_What the exercise asks_
When a line in the data below includes "Evénements", pick it out and copy it.
━━━━━ Information shown ━━━━━
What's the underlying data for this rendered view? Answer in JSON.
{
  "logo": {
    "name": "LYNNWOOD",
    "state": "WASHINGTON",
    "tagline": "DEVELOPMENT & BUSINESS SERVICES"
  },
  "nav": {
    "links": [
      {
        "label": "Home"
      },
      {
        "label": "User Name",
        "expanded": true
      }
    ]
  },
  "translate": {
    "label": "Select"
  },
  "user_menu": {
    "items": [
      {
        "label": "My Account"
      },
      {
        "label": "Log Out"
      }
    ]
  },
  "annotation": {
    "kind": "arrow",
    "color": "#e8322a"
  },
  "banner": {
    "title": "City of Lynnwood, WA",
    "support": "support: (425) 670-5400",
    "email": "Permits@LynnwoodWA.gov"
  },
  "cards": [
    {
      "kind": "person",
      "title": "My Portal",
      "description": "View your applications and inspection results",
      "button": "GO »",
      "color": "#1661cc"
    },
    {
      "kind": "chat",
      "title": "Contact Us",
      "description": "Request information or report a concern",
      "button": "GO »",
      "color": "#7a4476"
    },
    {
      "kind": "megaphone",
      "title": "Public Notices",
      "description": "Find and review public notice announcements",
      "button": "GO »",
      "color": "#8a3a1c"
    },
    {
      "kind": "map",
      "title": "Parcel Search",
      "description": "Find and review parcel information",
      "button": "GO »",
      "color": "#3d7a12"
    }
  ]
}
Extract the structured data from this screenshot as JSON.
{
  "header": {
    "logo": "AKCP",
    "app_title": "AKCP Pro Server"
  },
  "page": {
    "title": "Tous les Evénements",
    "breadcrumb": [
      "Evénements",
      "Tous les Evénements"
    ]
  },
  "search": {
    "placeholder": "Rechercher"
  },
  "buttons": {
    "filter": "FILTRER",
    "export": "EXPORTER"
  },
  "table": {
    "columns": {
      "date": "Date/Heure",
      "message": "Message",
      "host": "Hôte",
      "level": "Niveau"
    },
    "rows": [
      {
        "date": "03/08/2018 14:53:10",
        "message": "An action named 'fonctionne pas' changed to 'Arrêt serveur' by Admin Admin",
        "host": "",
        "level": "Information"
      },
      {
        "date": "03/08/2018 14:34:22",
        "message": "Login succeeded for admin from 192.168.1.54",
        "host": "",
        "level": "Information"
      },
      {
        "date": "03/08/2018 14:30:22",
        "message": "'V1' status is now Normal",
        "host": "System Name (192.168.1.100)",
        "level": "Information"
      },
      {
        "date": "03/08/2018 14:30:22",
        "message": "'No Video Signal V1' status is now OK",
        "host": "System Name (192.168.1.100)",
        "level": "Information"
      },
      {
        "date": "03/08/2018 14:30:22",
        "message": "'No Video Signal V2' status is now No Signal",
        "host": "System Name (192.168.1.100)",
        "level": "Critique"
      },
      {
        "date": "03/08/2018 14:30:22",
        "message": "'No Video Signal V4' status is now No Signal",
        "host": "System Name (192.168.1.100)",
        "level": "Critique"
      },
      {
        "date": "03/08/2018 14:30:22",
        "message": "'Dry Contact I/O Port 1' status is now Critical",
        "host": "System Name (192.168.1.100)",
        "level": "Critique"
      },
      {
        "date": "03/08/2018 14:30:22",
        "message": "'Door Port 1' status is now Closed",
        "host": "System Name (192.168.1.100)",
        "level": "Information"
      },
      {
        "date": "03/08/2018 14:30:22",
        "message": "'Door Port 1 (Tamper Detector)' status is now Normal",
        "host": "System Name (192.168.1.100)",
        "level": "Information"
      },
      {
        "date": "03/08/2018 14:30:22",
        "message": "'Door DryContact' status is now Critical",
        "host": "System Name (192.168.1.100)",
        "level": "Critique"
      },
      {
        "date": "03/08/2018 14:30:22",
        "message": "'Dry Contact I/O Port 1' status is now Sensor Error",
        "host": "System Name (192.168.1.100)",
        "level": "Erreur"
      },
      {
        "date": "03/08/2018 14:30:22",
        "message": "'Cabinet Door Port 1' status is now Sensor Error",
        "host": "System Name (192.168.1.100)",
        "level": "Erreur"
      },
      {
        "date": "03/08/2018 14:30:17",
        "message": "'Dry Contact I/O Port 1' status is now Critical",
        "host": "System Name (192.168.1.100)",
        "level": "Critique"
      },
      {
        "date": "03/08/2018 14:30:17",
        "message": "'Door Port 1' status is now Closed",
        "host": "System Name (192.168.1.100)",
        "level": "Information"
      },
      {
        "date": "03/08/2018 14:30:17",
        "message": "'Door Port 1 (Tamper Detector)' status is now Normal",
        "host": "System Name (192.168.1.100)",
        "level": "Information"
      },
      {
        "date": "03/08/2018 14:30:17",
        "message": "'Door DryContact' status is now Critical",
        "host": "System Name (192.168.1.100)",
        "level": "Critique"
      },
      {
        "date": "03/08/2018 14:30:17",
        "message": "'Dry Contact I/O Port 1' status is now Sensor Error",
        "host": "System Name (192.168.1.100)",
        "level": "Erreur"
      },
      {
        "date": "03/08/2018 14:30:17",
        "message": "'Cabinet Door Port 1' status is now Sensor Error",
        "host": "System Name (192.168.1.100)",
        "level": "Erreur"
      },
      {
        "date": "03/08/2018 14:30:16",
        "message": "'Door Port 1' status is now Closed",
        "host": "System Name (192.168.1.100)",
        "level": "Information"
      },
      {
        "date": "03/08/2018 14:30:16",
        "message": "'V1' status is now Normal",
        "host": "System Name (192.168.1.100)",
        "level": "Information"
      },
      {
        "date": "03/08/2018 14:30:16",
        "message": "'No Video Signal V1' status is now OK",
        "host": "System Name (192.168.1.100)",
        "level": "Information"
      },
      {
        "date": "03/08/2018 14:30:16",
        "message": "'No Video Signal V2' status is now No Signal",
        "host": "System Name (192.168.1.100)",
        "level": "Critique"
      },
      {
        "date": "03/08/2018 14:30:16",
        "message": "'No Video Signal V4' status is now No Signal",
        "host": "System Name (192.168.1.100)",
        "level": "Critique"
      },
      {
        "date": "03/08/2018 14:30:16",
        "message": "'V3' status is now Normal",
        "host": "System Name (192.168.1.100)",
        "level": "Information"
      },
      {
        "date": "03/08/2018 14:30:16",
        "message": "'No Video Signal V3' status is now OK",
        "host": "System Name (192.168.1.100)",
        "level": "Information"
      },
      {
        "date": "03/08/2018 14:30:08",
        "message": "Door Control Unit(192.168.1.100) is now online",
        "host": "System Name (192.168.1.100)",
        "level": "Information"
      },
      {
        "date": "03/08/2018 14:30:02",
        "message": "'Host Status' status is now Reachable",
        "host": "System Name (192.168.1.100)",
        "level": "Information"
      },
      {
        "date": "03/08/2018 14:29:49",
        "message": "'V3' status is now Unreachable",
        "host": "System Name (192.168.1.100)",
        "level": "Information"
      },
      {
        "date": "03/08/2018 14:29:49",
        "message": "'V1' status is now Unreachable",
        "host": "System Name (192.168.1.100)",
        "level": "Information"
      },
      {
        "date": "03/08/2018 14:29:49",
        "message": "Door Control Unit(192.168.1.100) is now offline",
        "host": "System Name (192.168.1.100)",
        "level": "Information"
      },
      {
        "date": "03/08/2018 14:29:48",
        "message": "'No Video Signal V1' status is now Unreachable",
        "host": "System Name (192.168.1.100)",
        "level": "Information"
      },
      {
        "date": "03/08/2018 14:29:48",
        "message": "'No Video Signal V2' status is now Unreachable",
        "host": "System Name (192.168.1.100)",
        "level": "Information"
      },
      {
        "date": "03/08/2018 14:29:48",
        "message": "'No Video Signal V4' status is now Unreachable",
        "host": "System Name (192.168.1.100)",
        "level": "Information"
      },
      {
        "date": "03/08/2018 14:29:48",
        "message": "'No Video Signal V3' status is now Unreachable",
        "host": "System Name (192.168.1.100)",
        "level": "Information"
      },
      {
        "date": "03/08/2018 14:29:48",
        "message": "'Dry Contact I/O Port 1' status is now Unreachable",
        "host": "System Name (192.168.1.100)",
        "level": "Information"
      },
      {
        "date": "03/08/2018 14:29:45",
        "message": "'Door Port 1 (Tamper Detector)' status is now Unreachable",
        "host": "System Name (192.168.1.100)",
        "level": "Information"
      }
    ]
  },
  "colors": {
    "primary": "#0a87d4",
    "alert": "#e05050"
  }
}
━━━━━
_Worked solution_
    "title": "Tous les Evénements",
      "Evénements",
      "Tous les Evénements"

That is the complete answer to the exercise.